One of the force’s four companies, where extremism is said to be the most rife, will be dissolved and not replaced, the minister said.
“Anyone who turns out to be a right-wing extremist has no place in the Bundeswehr and must leave it,” she told German radio.
KSK operations will be moved to other units as far as possible, and it will not take part in international exercises and missions until further notice.
Ms Kramp-Karrenbauer said the latest findings – including the disappearance of 48,000 rounds of ammunition and 62kg (137lb) of explosives – as “disturbing” and “alarming”.
An internal investigation is due to determine whether those items were stolen or are missing due to sloppy bookkeeping.

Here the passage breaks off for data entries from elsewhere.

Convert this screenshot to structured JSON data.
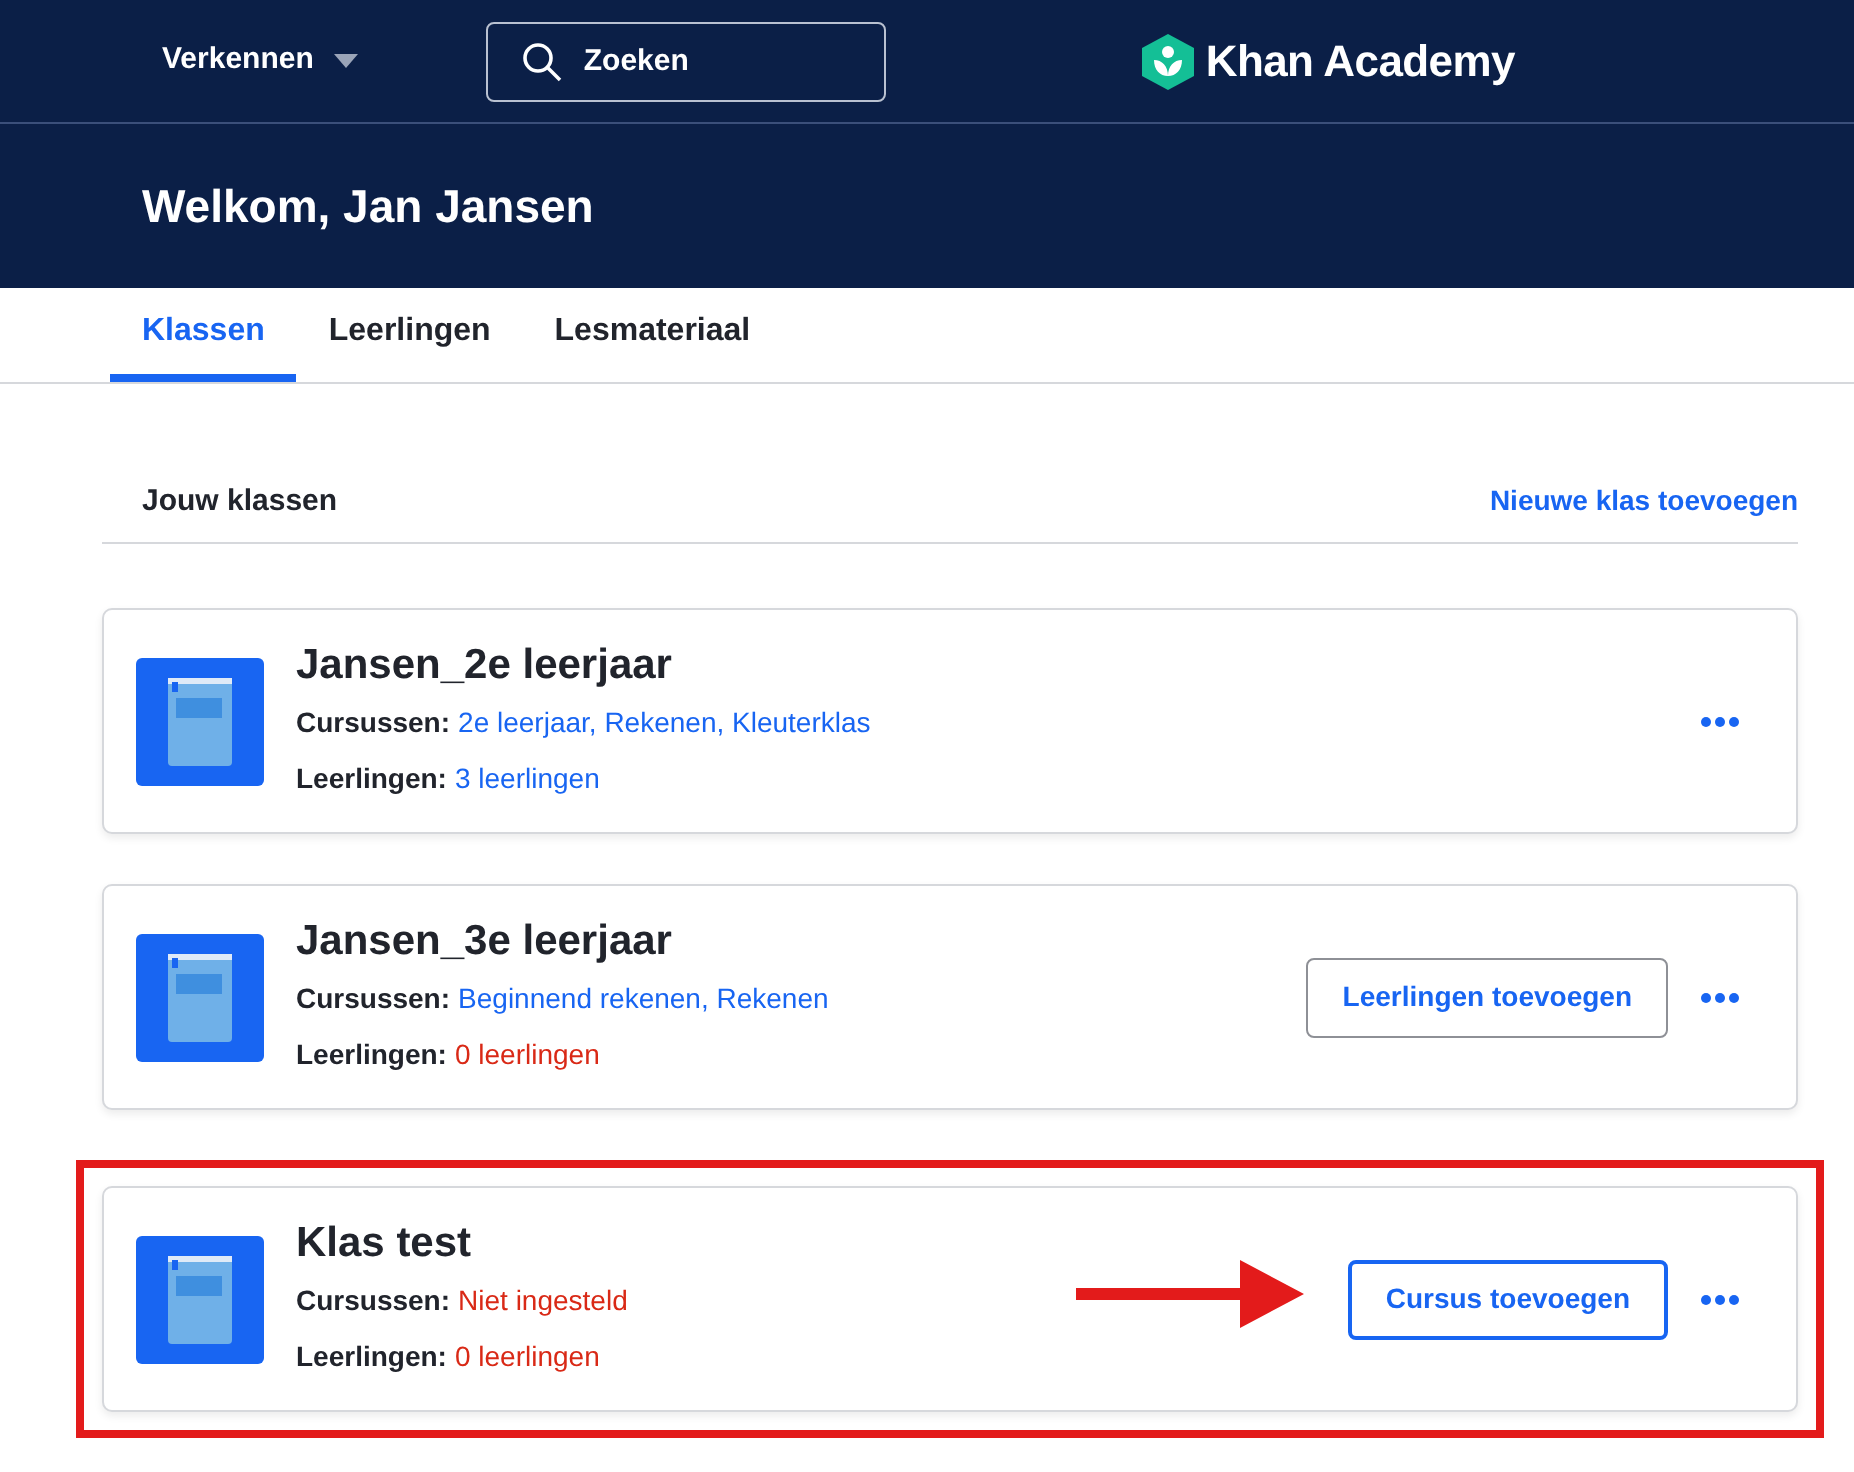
{
  "nav": {
    "explore": "Verkennen",
    "search_placeholder": "Zoeken",
    "logo": "Khan Academy"
  },
  "welcome": "Welkom, Jan Jansen",
  "tabs": [
    {
      "label": "Klassen",
      "selected": true
    },
    {
      "label": "Leerlingen",
      "selected": false
    },
    {
      "label": "Lesmateriaal",
      "selected": false
    }
  ],
  "section": {
    "title": "Jouw klassen",
    "add_link": "Nieuwe klas toevoegen"
  },
  "classes": [
    {
      "name": "Jansen_2e leerjaar",
      "courses_label": "Cursussen:",
      "courses": "2e leerjaar, Rekenen, Kleuterklas",
      "courses_missing": false,
      "students_label": "Leerlingen:",
      "students": "3 leerlingen",
      "students_missing": false,
      "highlighted": false
    },
    {
      "name": "Jansen_3e leerjaar",
      "courses_label": "Cursussen:",
      "courses": "Beginnend rekenen, Rekenen",
      "courses_missing": false,
      "students_label": "Leerlingen:",
      "students": "0 leerlingen",
      "students_missing": true,
      "action": {
        "label": "Leerlingen toevoegen",
        "kind": "secondary"
      },
      "highlighted": false
    },
    {
      "name": "Klas test",
      "courses_label": "Cursussen:",
      "courses": "Niet ingesteld",
      "courses_missing": true,
      "students_label": "Leerlingen:",
      "students": "0 leerlingen",
      "students_missing": true,
      "action": {
        "label": "Cursus toevoegen",
        "kind": "primary"
      },
      "highlighted": true
    }
  ]
}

The unit was founded in 1996, and has some 1,000 soldiers trained for crisis situations such as freeing hostages abroad, which had not been possible until then without assistance from other countries’ forces.
The military’s problem with far-right supporters emerged in 2017.
Inspections were ordered on all military barracks when Nazi-era memorabilia was found at two of them. Many of those suspected of far-right links are thought to be sympathetic to Germany’s main opposition AfD party.